It should be no surprise how quickly the holidays go commercial for our little friends. They are urged on by casual chatter about gifts, reminders that they "better watch out" (for some, enhanced by a squealing elf or mensch on bench), and the endless stream of toy catalogs we move from mailbox to recycling bin. Nevertheless, it was much to our chagrin that our three year old became hyper focused on wanting this and needing that for Christmas. Even though Brian still recalls the thrill of opening his drum set, and I that rush from discovering my Cabbage Patch dolls, we want the holidays to mean more to our kids than just getting stuff.
Pondering how to shift the focus away from acquiring treasure and put some soul back in the holidays, we started recalling our favorite non-present-related holiday memories from childhood. We remembered going outside at night to look at lights, my neighborhood's annual caroling walk, and a whole lot of making—from snow creatures to cookies to decorations for the house.

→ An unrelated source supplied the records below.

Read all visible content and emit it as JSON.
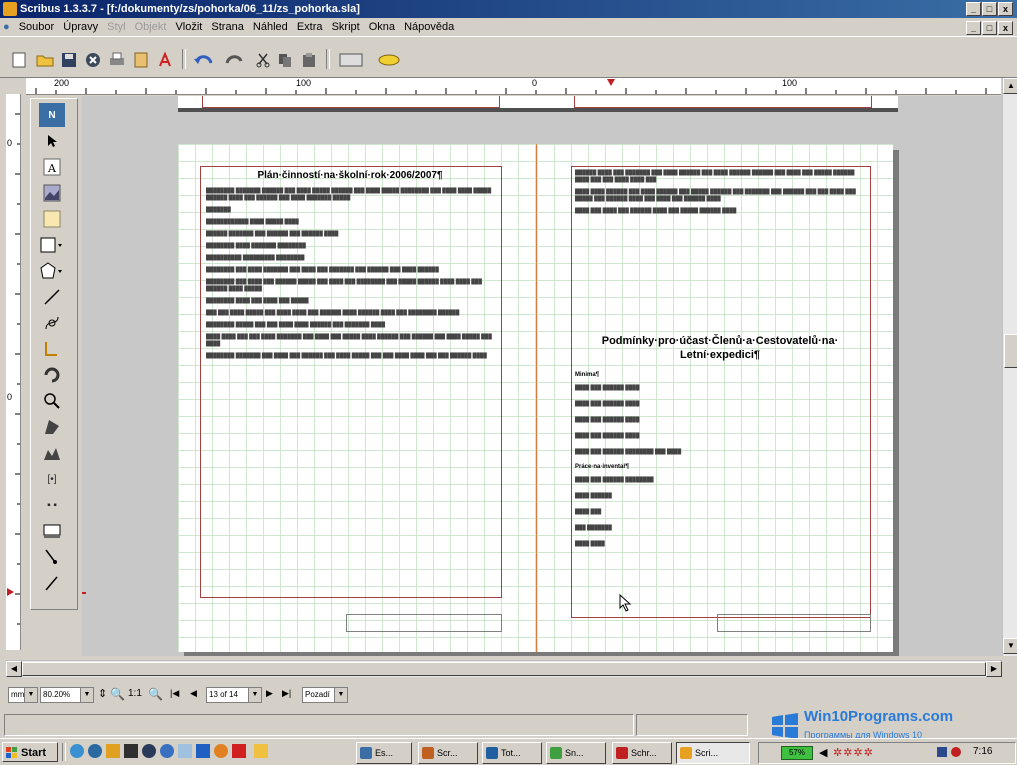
{
  "window": {
    "title": "Scribus 1.3.3.7 - [f:/dokumenty/zs/pohorka/06_11/zs_pohorka.sla]",
    "min_label": "_",
    "max_label": "□",
    "close_label": "x"
  },
  "menu": {
    "items": [
      {
        "label": "Soubor",
        "enabled": true
      },
      {
        "label": "Úpravy",
        "enabled": true
      },
      {
        "label": "Styl",
        "enabled": false
      },
      {
        "label": "Objekt",
        "enabled": false
      },
      {
        "label": "Vložit",
        "enabled": true
      },
      {
        "label": "Strana",
        "enabled": true
      },
      {
        "label": "Náhled",
        "enabled": true
      },
      {
        "label": "Extra",
        "enabled": true
      },
      {
        "label": "Skript",
        "enabled": true
      },
      {
        "label": "Okna",
        "enabled": true
      },
      {
        "label": "Nápověda",
        "enabled": true
      }
    ]
  },
  "ruler": {
    "top_labels": [
      "200",
      "100",
      "0",
      "100"
    ],
    "left_labels": [
      "0",
      "0"
    ]
  },
  "page_left": {
    "heading": "Plán·činností·na·školní·rok·2006/2007¶"
  },
  "page_right": {
    "heading_line1": "Podmínky·pro·účast·Členů·a·Cestovatelů·na·",
    "heading_line2": "Letní·expedici¶",
    "section1": "Minima¶",
    "section2": "Práce·na·inventař¶"
  },
  "nav": {
    "zoom": "80.20%",
    "ratio": "1:1",
    "page": "13 of 14",
    "layer": "Pozadí"
  },
  "taskbar": {
    "start": "Start",
    "tasks": [
      {
        "label": "Es...",
        "color": "#3a6ea5"
      },
      {
        "label": "Scr...",
        "color": "#c06020"
      },
      {
        "label": "Tot...",
        "color": "#2060a0"
      },
      {
        "label": "Sn...",
        "color": "#40a040"
      },
      {
        "label": "Schr...",
        "color": "#c02020"
      },
      {
        "label": "Scri...",
        "color": "#e8a020"
      }
    ],
    "clock": "7:16",
    "battery": "57%"
  },
  "watermark": {
    "brand": "Win10Programs.com",
    "tagline": "Программы для Windows 10"
  }
}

So, we decided to test out some of this making with our girls, starting first with decking our halls with treasures from nature. Fortunately, the right decorations fell into our laps (more like, on our heads). Trees like the Sycamore and Sweetgum are dropping their fruits all over our local park. So, we spent nearly an hour hunting for these fabulous formations, filling several bindles with them. We later sorted, counted and selected the pointiest, most fetching fruits. We painted them red, green and blue, then we added them to our Christmas tree a few days later. Low and behold, they have become the most chatted-about ornaments on the tree. We realize there are more elaborate crafts to be done with these objects (and please do feel free to take this up several notches), but for our group, the simplicity of this activity really worked—and the result was still stunning.
It’s not easy to see these light brown fruits midst the fallen leaves of nearly winter, making the search for these fruits a good workout for kids’ sense of sight. Plus, in most shoes, kids can feel for them underfoot. Feeling for fruits with their feet offers kids a neat way to activate their likely underused sense of touch.
Holding these pointy and bumpy objects, grasping a paint brush and moving the brush so that each nook and cranny is painted is a captivating challenge for kids that is perfect for developing fine motor skills.
In addition to remembering the holiday beyond its commercial aspects, we can show kids how easy it is to create their own magic. If we marvel at these creations, they too will marvel, today and always. When we encourage them to gather and transform objects, we awaken their imaginations and plant seeds for limitless future creations.